"I believe that we must support the initiative to send humanitarian aid to Syrian Christians who are suffering and have lost their homes, primarily by sending them medications and bandages. The Russian church stands ready to join this project," the head of the church, Patriarch Kirill, said at a meeting of the Imperial Orthodox Palestine Society on Wednesday.
Kirill argued that ethnic, religious and social divisions were one of the sources of the Syrian crisis. "It is no secret that attempts to divide society are being made in our country as well. One of the motives for this activity is the desire of some forces to undermine confidence in the Orthodox Church," he said.

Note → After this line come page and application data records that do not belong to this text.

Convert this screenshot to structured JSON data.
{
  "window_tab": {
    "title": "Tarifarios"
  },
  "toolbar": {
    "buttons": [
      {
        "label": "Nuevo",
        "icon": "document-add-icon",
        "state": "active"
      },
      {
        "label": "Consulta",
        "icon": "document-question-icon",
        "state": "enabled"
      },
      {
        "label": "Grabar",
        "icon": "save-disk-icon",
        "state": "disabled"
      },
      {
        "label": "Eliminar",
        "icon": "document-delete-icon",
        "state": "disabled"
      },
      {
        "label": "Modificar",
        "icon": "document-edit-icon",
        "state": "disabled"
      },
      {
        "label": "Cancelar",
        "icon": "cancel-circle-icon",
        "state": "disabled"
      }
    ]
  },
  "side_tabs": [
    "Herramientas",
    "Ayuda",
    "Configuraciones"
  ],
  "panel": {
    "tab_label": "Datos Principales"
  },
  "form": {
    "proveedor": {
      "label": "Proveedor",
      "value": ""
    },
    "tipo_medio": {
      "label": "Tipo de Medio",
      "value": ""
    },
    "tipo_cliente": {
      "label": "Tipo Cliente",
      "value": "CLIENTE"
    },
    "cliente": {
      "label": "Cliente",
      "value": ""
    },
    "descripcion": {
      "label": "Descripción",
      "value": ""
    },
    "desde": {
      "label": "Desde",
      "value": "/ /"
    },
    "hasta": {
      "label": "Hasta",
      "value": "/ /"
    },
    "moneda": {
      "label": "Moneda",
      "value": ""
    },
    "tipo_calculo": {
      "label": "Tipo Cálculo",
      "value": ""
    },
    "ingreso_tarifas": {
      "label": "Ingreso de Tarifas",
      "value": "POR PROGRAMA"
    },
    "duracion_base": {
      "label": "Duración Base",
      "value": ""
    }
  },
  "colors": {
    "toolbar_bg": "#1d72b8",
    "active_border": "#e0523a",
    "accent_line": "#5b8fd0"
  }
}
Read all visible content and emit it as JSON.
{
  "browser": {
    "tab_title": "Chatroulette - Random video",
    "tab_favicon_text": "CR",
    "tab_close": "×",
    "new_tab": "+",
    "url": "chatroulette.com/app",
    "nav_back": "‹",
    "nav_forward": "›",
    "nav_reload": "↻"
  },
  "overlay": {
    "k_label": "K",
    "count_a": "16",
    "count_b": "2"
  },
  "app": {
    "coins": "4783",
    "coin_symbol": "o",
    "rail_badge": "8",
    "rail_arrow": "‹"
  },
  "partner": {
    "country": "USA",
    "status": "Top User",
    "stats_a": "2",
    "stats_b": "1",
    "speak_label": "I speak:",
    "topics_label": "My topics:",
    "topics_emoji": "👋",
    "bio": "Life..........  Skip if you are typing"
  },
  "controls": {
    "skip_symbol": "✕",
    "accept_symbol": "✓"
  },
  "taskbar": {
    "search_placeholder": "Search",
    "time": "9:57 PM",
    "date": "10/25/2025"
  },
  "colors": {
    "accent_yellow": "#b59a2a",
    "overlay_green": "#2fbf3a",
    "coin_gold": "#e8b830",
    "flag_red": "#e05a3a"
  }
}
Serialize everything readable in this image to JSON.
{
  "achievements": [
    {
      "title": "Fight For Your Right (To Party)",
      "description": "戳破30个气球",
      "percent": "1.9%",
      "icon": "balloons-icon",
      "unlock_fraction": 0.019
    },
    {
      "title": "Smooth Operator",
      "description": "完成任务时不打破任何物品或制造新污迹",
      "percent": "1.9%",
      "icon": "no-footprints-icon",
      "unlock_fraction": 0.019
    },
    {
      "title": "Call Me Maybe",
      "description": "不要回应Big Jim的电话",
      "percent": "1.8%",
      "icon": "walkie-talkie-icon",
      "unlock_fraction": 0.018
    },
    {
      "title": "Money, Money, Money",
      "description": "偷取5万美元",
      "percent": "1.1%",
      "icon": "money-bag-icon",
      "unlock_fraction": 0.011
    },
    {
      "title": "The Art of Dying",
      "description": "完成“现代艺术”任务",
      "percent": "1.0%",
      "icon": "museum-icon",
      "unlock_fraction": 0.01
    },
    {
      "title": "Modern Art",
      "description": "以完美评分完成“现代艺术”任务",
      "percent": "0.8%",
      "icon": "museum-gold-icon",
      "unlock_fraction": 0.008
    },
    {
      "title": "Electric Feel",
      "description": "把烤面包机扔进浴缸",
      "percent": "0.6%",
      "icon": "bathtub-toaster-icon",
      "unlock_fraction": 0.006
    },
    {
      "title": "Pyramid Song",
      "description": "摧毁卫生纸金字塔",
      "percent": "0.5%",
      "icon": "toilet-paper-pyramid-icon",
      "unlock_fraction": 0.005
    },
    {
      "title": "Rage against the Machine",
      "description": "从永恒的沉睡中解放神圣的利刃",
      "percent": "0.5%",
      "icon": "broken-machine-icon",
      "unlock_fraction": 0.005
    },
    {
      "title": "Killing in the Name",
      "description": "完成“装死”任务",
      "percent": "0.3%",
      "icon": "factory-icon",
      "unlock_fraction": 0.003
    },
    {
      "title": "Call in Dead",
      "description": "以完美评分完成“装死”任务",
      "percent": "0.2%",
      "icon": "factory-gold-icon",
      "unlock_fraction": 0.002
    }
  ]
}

"Traditional Russian Christian values must be defended," the patriarch said, expressing hope that the Imperial Orthodox Palestine Society "will pursue its peacemaking mission not only in the Middle East but also in our country and in other countries of the Russian world."
The Imperial Orthodox Palestine Society was set up in 1882 by Emperor Alexander III to organize Russian pilgrim journeys to sacred places such as Palestine, Mount Athos and Bari, assist the Russian Orthodox Church's service abroad, do cultural and educational missionary work in the Middle East and study the historical heritage of the Holy Land.
After the 1917 Revolution, the Imperial Orthodox Palestine Society was closed, but a Russian Palestine Society was formed at the Academy of Sciences, which continued the traditional studies of the historical heritage of Holy Land.
The Imperial Orthodox Palestine Society was registered again in May 1992 under its historical name. It has 18 regional branches and is chaired by Sergei Stepashin.